Mi Fu (1051-1108), Sung Dynasty (960-1279)
Handscroll, ink on silk, 27.8 x 270.8 cm 
Mi Fu, a native of Hsiang-yang in Hupeh province who went by the style name Yüan-chang and was known as Mi Nan-kung, was an official but also a famous poet, painter, calligrapher, and collector in the Northern Sung period. Along with Ts'ai Hsiang, Su Shih, and Huang T'ing-chien, he was known as one of the Four Sung Masters of calligraphy.

This handscroll of prized Szechwan silk was made in 1044 under the reign of Emperor Jen-tsung. Mi Fu used it to calligraph characters that were strongly influenced by those of Wang Hsien-chih, son of the “Sage Calligrapher” Wang Hsi-chih, and that have an untrammeled and expansive feeling.

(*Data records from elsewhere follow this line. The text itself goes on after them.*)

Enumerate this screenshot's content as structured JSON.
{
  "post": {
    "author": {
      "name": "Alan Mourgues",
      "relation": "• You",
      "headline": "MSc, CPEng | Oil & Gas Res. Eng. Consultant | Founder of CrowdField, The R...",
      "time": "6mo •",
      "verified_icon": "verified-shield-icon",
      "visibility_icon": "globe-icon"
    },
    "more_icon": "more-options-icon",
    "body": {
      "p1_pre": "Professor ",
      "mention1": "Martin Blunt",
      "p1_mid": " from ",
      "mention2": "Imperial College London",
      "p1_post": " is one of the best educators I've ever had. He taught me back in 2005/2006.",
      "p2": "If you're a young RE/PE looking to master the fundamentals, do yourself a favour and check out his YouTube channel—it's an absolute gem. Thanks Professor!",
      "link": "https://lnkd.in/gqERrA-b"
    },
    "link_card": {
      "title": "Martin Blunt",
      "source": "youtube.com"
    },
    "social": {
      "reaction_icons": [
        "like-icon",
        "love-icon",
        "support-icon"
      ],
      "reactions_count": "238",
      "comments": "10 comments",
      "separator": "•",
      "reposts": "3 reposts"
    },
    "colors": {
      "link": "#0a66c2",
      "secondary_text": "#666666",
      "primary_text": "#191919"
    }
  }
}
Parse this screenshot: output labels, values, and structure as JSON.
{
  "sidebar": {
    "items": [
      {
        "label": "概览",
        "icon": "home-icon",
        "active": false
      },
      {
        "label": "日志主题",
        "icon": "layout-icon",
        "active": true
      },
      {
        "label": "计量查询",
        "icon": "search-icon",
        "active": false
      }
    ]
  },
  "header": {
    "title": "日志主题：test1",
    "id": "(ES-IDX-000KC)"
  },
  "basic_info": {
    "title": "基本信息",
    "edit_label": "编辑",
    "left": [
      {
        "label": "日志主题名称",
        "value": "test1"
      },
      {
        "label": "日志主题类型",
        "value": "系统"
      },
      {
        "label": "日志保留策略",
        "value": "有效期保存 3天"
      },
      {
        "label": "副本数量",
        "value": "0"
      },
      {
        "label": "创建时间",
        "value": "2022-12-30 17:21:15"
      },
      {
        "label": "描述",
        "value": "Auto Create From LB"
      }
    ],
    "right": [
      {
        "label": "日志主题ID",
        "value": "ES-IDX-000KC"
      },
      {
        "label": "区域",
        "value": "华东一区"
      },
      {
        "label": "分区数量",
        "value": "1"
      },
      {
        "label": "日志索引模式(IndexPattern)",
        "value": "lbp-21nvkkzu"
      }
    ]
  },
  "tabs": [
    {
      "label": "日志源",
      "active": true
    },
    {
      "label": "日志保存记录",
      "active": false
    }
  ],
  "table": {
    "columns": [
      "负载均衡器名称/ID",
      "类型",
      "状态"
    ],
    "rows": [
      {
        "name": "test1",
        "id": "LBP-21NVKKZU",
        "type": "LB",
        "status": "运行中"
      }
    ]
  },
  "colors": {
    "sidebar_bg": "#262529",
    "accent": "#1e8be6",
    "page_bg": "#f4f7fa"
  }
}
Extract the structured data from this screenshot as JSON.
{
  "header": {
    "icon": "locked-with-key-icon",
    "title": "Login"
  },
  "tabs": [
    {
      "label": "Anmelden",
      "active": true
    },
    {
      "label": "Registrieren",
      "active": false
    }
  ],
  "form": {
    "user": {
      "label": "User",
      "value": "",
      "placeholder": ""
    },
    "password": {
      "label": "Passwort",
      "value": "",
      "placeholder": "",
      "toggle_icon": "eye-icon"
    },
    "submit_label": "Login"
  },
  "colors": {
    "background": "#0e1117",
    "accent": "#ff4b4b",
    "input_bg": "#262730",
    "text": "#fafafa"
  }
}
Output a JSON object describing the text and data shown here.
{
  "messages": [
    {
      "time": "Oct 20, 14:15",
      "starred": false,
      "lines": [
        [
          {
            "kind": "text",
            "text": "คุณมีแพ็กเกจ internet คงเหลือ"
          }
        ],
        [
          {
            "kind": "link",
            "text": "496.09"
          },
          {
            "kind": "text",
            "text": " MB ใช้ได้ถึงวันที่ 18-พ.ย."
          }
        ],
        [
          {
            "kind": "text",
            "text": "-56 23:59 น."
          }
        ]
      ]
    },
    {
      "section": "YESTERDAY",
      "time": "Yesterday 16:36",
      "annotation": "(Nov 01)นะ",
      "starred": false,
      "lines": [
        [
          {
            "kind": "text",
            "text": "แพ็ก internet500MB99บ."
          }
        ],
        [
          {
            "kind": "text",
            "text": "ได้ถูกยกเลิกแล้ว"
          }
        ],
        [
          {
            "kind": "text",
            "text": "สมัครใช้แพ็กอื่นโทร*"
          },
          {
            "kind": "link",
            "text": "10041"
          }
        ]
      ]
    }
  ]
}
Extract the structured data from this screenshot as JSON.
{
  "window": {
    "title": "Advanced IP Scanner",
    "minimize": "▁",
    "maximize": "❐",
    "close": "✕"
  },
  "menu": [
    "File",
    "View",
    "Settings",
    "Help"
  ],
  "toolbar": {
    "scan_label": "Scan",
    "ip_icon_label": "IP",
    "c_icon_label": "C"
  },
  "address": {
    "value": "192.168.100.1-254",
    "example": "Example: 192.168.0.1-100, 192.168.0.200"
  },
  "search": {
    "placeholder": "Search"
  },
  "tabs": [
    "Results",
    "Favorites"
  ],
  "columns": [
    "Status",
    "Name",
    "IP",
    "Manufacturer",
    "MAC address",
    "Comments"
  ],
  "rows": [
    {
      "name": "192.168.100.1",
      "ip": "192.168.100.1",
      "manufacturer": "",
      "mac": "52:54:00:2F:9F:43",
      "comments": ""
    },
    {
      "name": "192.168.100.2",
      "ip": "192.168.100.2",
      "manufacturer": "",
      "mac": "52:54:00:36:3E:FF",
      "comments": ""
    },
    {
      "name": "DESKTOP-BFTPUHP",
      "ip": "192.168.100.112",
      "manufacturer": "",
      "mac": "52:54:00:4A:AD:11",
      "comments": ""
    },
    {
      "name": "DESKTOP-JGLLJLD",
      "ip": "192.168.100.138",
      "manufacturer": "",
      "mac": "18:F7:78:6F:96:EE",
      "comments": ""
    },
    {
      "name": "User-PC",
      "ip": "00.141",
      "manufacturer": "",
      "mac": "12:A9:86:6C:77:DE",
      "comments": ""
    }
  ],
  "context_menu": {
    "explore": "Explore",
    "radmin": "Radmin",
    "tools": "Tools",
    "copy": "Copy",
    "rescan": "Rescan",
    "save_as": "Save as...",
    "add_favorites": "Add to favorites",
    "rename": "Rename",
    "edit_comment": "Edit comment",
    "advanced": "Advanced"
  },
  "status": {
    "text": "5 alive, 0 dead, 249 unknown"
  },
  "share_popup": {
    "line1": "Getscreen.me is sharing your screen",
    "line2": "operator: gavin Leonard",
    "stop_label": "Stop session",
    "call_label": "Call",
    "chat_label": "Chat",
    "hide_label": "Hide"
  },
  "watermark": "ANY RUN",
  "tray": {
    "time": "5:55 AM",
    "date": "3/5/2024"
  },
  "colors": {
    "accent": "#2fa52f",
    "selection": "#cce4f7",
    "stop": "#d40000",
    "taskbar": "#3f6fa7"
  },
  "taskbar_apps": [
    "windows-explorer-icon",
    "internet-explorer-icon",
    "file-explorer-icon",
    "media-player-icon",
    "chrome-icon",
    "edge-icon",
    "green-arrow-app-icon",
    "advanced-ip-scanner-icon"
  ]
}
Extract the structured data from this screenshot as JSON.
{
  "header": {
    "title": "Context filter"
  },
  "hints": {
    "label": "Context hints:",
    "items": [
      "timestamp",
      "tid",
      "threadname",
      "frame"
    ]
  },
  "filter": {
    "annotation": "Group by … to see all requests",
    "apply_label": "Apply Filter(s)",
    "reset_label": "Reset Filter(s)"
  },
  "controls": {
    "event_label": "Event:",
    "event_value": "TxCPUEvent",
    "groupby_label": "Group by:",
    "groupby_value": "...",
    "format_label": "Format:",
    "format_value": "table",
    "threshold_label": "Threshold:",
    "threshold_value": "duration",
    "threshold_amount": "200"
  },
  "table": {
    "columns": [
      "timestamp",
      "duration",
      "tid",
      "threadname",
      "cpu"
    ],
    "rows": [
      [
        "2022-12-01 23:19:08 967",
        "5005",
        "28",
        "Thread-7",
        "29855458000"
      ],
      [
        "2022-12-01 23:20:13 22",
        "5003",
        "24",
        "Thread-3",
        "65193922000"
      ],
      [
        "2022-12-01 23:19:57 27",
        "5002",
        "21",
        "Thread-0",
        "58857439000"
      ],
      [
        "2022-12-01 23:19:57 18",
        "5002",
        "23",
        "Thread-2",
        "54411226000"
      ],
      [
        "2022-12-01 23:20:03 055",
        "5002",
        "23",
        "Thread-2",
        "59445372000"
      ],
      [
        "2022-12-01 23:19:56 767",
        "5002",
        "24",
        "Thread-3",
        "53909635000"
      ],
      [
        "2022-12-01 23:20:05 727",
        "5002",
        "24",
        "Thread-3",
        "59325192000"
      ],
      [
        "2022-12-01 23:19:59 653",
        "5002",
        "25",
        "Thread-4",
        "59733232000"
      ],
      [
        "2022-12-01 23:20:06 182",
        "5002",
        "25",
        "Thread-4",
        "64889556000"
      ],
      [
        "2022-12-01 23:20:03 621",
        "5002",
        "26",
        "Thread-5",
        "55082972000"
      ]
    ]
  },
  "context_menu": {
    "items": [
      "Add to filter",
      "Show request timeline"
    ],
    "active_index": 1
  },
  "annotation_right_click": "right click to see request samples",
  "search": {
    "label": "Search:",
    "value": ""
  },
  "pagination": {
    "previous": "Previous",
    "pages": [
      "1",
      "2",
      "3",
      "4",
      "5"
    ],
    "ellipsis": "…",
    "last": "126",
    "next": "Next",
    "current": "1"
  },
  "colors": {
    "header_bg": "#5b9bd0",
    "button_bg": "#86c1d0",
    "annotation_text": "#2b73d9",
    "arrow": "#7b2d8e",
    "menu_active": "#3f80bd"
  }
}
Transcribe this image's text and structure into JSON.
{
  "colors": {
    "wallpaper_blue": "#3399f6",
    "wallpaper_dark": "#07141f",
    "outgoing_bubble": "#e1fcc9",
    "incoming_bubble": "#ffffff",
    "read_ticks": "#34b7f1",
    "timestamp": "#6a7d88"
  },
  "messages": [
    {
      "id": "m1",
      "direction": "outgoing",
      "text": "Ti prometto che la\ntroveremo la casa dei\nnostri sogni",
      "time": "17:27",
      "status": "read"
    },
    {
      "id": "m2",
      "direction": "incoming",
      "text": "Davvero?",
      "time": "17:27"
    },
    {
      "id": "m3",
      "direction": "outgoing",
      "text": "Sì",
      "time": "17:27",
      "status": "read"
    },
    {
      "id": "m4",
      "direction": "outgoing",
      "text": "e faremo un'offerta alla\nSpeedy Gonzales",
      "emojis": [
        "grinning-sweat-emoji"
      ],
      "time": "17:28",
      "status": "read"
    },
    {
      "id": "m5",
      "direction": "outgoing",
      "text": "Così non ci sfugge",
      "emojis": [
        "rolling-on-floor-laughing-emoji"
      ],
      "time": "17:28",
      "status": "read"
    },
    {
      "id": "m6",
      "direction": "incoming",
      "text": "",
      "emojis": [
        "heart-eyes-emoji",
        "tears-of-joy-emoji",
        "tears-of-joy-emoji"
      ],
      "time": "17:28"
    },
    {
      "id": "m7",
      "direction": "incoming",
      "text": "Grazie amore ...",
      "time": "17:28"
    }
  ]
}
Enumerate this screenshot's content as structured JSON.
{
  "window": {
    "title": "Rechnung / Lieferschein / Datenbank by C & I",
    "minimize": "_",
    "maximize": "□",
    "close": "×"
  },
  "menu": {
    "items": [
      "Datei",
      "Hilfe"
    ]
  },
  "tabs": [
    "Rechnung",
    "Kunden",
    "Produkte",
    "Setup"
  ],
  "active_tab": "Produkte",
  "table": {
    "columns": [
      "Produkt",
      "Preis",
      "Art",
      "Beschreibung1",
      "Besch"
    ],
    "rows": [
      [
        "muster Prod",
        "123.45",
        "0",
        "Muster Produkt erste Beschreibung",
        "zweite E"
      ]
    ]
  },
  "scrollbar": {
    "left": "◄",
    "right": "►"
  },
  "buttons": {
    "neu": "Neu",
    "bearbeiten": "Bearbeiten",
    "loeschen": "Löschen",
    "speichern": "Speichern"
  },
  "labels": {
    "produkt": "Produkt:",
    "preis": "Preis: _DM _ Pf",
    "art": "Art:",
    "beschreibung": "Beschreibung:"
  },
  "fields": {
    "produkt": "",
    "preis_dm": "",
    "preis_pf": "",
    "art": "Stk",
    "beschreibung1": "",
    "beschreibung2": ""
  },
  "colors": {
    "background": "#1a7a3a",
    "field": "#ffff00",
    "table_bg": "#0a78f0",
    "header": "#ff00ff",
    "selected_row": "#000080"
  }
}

The top and bottom grid lines were woven into the scroll with the vertical ones drawn in ink, indicating that this type of silk was especially made for calligraphy. The owner of this scroll of silk had asked renowned calligraphers to write on it, but they only made records at the end. He then encountered Mi Fu, who consented to write a long piece of calligraphy. The date that he included at the end of the scroll corresponds to the year 1088. Among the works of the Four Sung Masters, the brushwork and speed in Mi's characters are the most lively and varied. Although done here within fine lines of black ink, Mi's running script flies with spirit and energy that is unrestrained by these "guidelines". In fact, the unique quality of Mi Fu's calligraphy lies in the great variety, which derives from his excellence in making use of every potential with the brush. The strokes--regardless of whether the brush tip is concealed or exposed, or whether they are plump or thin--all express the beauty of the art of writing. Indeed, this scroll imparts a sense of dashing and outstanding power, as if it were calligraphed with a joyful mood. This feeling derives from the strokes and forms of the characters dancing lightly and flying about the space in a vivid and free style. Mi Fu himself once wrote that calligraphing small characters is just like doing large ones, comparing it to a lion that tackles an elephant and uses all its might. This scroll is done in small characters and, when looking carefully at each--from applying to lifting the brush as well as from the first line to the end--many variations appear to the strokes and dots, and more characters appear slanted than straight. Sung dynasty artists had a major influence on later developments in calligraphy with their running script (which was noted for its personal and exuberant manner) of which this scroll is an excellent example.

Text and images are provided by National Palace Museum